Wednesday, July 23, 2008

Working with magnification






Since I work small in general, and this week have been doing true miniatures, I thought I'd post about the magnification I use. A few months ago when I started considering magnifying the work, I wound up looking at the high-end products intended for specialized manufacturing.

This was overkill.

Fortunately, I decided to try a low-end approach first, and then lay out the big bucks if really necessary. So far, it's worked very well. I purchased 2 clamp-on flexible magnifiers, one of 2x magnification and the other of 3x. Between them, they provide me with the range of views I seem to need. They are easily moved out of the way, and I don't feel undue eye strain for the most part. I don't remember the details offhand, and don't feel like looking for the invoice, but I think the total cost was less than $20.

The effect on the painting was immediate. It sharpened and cleaned up the detail like I'd almost never been able to do before. For reference, the painting in progress above is 2x2 inches.

4 comments:

Julie said...

Jeff
I am new to your blog, and I am curious about your set up with the peg board, and how you work with the smaller surfaces. Do you attach them in some way to your easel?

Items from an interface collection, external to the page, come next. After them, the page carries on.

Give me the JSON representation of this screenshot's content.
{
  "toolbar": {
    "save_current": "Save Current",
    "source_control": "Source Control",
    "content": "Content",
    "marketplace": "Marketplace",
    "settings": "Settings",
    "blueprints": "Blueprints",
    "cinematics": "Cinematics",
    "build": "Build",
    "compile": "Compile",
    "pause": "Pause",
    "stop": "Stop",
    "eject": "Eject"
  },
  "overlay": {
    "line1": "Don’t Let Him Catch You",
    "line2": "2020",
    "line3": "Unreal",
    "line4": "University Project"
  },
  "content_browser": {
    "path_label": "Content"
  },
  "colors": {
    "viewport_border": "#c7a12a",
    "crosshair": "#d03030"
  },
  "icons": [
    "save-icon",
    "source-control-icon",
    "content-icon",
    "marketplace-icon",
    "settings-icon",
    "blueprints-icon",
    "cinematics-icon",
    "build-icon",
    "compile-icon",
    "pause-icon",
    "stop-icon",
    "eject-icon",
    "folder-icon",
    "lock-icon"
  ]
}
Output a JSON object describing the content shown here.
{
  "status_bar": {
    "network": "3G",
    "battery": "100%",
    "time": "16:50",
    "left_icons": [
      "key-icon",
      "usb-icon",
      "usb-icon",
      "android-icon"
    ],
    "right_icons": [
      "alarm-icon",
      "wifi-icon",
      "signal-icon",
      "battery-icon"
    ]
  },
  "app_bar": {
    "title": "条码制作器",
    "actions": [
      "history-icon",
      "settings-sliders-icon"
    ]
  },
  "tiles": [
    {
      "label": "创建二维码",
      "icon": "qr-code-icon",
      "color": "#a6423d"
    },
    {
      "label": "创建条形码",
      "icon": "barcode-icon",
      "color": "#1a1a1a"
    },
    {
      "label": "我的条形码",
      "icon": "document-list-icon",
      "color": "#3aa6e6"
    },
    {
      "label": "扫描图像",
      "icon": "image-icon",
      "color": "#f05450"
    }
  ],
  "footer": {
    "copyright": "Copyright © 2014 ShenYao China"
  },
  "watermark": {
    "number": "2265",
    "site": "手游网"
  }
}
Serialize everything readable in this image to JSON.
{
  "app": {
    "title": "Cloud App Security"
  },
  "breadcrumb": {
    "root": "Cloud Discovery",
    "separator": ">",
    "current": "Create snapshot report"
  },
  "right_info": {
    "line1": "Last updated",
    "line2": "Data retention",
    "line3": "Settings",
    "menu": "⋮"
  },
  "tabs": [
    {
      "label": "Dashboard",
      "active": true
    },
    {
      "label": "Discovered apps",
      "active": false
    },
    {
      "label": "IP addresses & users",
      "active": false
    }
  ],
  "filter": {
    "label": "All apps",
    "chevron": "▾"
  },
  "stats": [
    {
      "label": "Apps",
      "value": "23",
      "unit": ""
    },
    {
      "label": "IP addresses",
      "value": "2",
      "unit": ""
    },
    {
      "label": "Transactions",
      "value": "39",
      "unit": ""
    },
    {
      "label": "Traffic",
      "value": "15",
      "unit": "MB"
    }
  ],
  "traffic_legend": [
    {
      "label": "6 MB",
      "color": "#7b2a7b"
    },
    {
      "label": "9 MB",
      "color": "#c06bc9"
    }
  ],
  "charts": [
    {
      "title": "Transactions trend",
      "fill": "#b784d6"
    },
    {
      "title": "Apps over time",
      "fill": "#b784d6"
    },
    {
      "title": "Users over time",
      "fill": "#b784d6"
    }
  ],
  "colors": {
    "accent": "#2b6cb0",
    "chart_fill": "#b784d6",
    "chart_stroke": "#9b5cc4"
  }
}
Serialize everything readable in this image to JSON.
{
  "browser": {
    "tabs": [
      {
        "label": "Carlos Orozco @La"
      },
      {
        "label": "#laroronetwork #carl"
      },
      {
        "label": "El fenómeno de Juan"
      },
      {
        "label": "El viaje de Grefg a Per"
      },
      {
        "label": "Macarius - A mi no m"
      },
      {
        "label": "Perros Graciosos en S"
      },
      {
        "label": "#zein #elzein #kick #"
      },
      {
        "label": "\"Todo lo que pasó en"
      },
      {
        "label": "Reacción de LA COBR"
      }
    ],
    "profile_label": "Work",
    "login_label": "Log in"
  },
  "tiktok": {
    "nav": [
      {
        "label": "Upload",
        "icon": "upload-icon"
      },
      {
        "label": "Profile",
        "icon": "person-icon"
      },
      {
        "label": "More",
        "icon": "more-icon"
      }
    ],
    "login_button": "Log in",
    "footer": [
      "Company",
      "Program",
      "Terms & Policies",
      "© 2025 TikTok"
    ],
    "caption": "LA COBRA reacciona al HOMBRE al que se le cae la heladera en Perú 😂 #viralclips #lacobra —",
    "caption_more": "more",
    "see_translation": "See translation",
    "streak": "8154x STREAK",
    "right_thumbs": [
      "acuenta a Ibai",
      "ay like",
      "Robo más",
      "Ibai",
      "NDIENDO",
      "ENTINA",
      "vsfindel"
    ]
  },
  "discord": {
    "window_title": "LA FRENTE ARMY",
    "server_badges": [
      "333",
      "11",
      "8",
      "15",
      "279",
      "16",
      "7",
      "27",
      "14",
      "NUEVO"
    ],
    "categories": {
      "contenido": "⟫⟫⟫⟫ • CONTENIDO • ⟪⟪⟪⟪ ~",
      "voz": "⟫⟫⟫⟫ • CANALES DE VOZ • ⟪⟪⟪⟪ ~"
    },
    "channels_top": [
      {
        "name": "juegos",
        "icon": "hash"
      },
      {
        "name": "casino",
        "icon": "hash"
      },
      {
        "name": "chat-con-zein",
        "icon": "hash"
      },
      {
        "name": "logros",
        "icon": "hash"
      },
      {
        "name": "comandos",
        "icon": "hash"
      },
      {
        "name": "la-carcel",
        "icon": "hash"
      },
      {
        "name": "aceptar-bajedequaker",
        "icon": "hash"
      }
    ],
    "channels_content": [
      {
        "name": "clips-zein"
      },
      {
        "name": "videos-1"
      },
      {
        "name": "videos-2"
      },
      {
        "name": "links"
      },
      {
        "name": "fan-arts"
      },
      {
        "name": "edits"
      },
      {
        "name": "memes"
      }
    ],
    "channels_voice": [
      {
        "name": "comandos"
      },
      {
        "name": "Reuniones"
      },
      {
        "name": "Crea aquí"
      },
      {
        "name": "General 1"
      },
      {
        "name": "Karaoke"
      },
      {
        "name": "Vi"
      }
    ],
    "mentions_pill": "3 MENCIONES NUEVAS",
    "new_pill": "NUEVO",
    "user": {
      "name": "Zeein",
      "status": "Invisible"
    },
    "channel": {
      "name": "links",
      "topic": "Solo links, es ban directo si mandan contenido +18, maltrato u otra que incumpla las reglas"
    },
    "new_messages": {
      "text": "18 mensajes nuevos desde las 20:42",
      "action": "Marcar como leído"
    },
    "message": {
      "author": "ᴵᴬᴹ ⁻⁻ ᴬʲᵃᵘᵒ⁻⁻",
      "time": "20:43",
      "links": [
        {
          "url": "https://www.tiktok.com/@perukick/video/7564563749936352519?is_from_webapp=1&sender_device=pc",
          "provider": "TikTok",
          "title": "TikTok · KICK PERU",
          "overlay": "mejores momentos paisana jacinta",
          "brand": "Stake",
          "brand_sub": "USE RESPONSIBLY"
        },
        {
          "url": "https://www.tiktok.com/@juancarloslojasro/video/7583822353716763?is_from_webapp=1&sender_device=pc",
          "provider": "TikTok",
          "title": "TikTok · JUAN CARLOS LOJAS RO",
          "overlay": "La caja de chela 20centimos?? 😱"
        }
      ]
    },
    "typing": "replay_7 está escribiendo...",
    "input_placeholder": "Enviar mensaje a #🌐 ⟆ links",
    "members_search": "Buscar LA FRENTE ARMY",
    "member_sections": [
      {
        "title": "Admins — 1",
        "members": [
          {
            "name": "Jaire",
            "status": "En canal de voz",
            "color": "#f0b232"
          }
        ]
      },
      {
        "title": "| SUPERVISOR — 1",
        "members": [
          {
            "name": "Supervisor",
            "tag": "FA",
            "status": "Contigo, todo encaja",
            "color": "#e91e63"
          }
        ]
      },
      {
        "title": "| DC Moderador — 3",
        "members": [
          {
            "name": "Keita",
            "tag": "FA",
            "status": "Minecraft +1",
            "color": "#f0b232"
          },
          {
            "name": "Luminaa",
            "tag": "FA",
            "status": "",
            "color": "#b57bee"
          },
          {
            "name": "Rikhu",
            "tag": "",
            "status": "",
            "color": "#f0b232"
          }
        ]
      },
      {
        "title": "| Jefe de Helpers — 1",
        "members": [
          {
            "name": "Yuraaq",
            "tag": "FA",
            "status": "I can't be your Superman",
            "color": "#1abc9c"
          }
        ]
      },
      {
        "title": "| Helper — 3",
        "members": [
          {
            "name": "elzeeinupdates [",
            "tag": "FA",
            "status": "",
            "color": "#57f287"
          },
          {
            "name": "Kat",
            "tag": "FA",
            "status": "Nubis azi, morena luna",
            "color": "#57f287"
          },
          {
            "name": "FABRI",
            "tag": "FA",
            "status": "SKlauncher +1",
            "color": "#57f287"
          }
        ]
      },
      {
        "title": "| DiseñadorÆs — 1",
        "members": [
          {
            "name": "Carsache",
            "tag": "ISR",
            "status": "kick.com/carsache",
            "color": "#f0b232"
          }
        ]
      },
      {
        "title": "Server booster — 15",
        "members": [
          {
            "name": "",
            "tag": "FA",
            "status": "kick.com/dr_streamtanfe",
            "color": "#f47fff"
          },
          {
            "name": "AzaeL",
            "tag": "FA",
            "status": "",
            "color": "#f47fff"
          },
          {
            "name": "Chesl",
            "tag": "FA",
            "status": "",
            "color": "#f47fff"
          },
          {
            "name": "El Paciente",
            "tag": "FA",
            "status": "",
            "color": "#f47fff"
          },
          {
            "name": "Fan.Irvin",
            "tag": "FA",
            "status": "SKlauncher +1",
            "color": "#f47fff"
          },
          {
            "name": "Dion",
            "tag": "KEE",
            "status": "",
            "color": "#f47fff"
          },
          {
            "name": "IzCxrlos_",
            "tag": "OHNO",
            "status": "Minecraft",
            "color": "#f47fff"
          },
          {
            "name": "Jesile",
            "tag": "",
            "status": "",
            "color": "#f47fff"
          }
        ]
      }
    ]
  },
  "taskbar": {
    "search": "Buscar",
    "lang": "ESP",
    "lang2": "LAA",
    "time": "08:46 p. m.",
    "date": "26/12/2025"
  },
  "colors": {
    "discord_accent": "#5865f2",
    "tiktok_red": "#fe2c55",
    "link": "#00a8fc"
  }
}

Thanks
Julie

Jeff Hayes said...

Hi Julie,

The paintings are fixed to the pegboard using industrial-strength velcro (available at any hardward store). The pegboards themselves are held in place on the easel using a simple clamp.

Tony Perrotta said...

Hi Jeff. very cool work. the minis are intersting. I used to build 1?35th scale military models and also cast soldiers. Stopped modelling when I found out I'd rather be painting. This reminds me of that kind of work under the Mag Glass. Nice stuff.

Tony

Jeff Hayes said...

Thanks Tony; I've played with model railroads on and off for most of my life. HO scale is something like 1:87, though I never got serious enough to be painting models, etc. I keep the magnifying lenses in my studio :)